The format of the show bears some resemblance to the U.S.'s "American Idol," in that judges select a small group out of thousands of hopefuls to compete in a series of contests and rehearsals, and in the final rounds of competition, public voting determines the winner. Unlike "American Idol," though, on "La Academia," experts in singing, dance, and choreography coach the "students" while the panel of judges scrutinizes their moves. The weekly competitions culminate with a concert taped in front of a live audience at Churubusco Studios, one of Latin America's largest and most prestigious film studios.
This season, TV Azteca executives and producers decided to put in a dedicated sound system that could faithfully reproduce the voices of "La Academia" in Churubusco's Studio A, to be transmitted via satellite to the rest of the country and throughout Latin America.
"We needed a speaker that would perfectly fit the studio's stage in terms of size, appearance, ease of setup, and transportation, and that would offer uniform sound pressure without having an impact on the results of the TV mix," says engineer Carlos Hugo Martinez Quintero, sound manager of TV Azteca and leader of the ambitious project. "For almost six years, we rented a PA for these events, which was a big expense for the company. This time, we decided to buy the majority of the equipment, and the priority was to get a high-quality system for the audience inside the studio." TV Azteca chose a M'elodie system to meet their exacting requirements.
Martinez and team installed the system in a way that would not interfere with the program's aesthetics. For the main system, 12 M'elodie cabinets were hung on each side of the stage, placed near the walls and as high as possible, while four MSL-4 horn-loaded long-throw loudspeakers were placed in the center to ensure sound was delivered uniformly to each of the 650 audience members. An acoustic white mesh was installed to cover the equipment so that the loudspeakers would blend with the stage background. For low-frequency support, the production team set six 650-P high-power subwoofers under the stage. A UPA-1P compact wide coverage loudspeaker was hung for delay coverage, and another hung for effects. For monitoring on the 183-foot by 215-foot stage, the team incorporated 17 MSL-4 cabinets and four 650-P subwoofers.
"We were impressed by the power and adaptability of M'elodie," says Martinez. "Its size is ideal for a television stage, and, no matter where you sit, the sound is impeccable."
System setup presented some challenges. Beyond aesthetics and sonics, TV Azteca had to keep camera shots in mind, which meant more than one change in location for the Meyer Sound system.
Meyer Sound's MAPP Online Pro acoustical prediction program offered invaluable assistance in completing the system design before the setup date. The program also proved essential to getting the best results when it became necessary to change the system's location to accommodate camera angles.
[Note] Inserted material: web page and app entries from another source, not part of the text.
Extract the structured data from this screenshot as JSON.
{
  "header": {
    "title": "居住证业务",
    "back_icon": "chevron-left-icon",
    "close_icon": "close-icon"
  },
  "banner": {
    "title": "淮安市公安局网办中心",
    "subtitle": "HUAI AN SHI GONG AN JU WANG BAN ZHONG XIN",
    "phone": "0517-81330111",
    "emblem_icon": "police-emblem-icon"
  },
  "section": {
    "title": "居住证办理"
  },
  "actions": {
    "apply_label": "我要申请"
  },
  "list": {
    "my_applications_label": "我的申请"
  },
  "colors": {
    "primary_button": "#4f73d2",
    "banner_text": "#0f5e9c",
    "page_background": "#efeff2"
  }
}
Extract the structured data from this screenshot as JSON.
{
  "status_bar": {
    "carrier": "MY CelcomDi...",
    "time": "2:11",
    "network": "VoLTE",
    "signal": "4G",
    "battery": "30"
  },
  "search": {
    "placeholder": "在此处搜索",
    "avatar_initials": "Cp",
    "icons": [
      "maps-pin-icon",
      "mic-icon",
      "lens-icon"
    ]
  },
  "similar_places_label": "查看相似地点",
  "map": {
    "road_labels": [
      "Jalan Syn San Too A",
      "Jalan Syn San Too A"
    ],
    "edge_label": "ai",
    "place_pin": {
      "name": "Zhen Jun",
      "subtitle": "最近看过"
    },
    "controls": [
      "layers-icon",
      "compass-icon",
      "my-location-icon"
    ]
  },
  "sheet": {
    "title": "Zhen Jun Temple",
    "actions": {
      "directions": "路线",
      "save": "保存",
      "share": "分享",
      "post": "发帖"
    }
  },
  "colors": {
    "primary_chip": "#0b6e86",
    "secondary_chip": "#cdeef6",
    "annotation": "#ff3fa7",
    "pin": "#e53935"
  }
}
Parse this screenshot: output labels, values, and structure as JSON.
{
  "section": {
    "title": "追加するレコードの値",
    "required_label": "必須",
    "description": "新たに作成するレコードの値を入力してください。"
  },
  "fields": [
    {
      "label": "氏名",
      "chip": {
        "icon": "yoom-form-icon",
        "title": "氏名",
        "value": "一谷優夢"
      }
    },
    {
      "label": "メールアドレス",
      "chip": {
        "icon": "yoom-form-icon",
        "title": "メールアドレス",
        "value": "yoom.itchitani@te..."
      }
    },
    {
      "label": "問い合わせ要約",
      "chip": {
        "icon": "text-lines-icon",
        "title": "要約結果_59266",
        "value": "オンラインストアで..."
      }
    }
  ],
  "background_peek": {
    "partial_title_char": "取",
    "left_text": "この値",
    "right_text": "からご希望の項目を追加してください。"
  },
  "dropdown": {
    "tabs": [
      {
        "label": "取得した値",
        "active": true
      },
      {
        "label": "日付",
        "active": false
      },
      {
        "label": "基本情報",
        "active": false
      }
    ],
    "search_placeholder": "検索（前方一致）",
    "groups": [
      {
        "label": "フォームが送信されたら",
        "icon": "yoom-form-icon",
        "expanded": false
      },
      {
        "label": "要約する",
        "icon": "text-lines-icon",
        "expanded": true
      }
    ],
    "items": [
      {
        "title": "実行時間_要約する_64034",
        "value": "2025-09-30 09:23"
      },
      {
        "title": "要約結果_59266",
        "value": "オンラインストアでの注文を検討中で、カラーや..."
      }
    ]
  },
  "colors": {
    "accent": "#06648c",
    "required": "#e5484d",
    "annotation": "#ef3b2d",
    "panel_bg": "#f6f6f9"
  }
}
The SIM 3 audio analyzer was a key tool in aligning the system. "Being in the hands of an experienced user, SIM 3 was a great help in solving some cancellation problems in the main mix," says Martinez.
During the season, the contestants of "La Academia" faced the double hurdle of learning how to simultaneously sound good live and on television. The production team faced essentially the same challenge, but, with the help of their Meyer Sound system, they gave the show the excitement and "electricity" it needed. As Martinez concludes, "For a speaker of this size, we got more than we expected from M'elodie."